I dont think so it may help. I have used VM from Citrix, and that too, at work. Believe me, you'd feel a lot better and personal hand touch with physical device, running apps than on VMs. The allocation of RAM is always or mostly dynamic even though we can set a max value. It's to my experience and knowledge, based on availability. I'd say, 16 or 32 is ideal based on what I have experienced but definitely i7 or later. I am currently on 16 gb with i5, and I feel it really sucks. I am getting my work device replaced with 16gb, i7. Hoping to see benefits. Btw, I am a windows developer/user.


Kernel level machines have issues compared to machines crafted out from OS level.
Also, you looking for windows which is resource hungry. Windows does not have lighter DEs like xfce. Anyways, look at this thread may it help you in talking decision



32 for VMs on a Mac I think, at work, we have both 16 and 32GB models and the 16s really struggle (we are however running 5 docker containers with things like MySQL and Redis for local development).


Just get Gitpod or codesandbox, I'll tell you it gets sooooo better.
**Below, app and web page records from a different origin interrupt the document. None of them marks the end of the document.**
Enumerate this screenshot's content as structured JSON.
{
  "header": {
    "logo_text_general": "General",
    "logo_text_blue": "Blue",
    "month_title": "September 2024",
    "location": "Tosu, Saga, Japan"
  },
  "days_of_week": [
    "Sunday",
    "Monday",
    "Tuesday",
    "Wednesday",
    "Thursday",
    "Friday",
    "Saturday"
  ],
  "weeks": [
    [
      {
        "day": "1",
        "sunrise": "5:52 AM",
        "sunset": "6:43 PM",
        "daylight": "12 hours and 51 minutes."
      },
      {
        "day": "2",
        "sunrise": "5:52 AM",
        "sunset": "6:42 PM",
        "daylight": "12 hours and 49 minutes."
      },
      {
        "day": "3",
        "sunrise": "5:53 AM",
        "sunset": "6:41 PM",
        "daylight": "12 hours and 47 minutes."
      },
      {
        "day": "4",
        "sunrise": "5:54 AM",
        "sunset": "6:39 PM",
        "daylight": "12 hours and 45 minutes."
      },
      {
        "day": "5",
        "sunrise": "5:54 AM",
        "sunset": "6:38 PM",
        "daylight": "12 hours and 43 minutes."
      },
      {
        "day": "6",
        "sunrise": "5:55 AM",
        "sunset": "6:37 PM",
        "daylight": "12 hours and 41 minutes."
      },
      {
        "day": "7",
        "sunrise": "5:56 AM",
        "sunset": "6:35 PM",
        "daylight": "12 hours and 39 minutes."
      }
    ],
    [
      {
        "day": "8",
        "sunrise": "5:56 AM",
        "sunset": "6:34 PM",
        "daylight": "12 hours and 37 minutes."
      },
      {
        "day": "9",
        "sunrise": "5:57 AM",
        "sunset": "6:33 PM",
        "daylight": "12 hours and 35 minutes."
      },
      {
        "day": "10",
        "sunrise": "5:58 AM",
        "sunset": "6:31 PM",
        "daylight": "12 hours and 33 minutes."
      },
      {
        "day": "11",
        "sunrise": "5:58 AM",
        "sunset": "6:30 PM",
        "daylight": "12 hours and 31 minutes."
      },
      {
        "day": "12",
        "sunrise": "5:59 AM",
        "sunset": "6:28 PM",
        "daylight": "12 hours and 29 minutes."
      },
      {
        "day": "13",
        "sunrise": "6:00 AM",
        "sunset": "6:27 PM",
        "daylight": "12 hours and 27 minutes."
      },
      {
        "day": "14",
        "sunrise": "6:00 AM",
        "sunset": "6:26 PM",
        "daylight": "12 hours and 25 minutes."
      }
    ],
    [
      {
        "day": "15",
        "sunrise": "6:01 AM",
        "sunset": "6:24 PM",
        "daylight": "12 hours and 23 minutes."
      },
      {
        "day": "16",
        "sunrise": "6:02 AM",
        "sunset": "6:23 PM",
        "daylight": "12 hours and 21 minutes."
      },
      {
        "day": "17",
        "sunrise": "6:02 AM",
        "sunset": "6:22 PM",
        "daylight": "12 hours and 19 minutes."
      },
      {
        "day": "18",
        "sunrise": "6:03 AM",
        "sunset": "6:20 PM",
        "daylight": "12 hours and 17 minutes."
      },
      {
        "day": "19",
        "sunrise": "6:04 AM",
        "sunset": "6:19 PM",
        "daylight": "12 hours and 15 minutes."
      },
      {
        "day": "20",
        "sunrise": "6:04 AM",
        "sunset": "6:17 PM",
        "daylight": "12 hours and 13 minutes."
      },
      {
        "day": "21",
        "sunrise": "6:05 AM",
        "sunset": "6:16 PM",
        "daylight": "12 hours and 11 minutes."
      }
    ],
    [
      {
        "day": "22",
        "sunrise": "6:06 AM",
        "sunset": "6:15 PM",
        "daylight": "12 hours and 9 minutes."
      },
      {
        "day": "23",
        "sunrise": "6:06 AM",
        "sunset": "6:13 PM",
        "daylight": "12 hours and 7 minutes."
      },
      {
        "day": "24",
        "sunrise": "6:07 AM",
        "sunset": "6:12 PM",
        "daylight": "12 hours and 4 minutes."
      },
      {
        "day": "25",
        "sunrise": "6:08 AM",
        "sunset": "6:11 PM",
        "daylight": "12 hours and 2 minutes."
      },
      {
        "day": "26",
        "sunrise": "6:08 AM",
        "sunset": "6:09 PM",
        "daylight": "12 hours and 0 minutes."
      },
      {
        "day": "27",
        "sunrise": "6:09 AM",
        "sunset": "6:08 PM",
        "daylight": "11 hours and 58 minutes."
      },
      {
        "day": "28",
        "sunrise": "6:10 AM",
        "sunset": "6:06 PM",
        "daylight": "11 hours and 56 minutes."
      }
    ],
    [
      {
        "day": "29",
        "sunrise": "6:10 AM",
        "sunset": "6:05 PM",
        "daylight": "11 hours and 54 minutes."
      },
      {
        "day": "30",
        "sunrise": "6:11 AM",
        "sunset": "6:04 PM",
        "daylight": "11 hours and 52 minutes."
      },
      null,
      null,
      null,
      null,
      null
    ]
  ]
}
Almost unlimited power that too on any machine, synced without any cost or problems.


Did anyone say I got a PC with 8GB ram?


web dev ! not ios developer so dont buy a mac
buy somthing like thinkpad x1 carbon and switch to linux you ll feel the change in your mind ! 🧠
from a Vim user .


I have 32gb. .. To run arch, i3, few terminals, ssh and vim, rarely use more than 2gb.(RoR dev) so it largely depends, on your workflow, I guess


16GB would be enough for your use case. If you're planning on using VMs or heavy video editing then upgrade to the 32GB.


If I'm doubtful that spending the money for 32GB is worth it then doubling that cost again for 64GB is definitely not.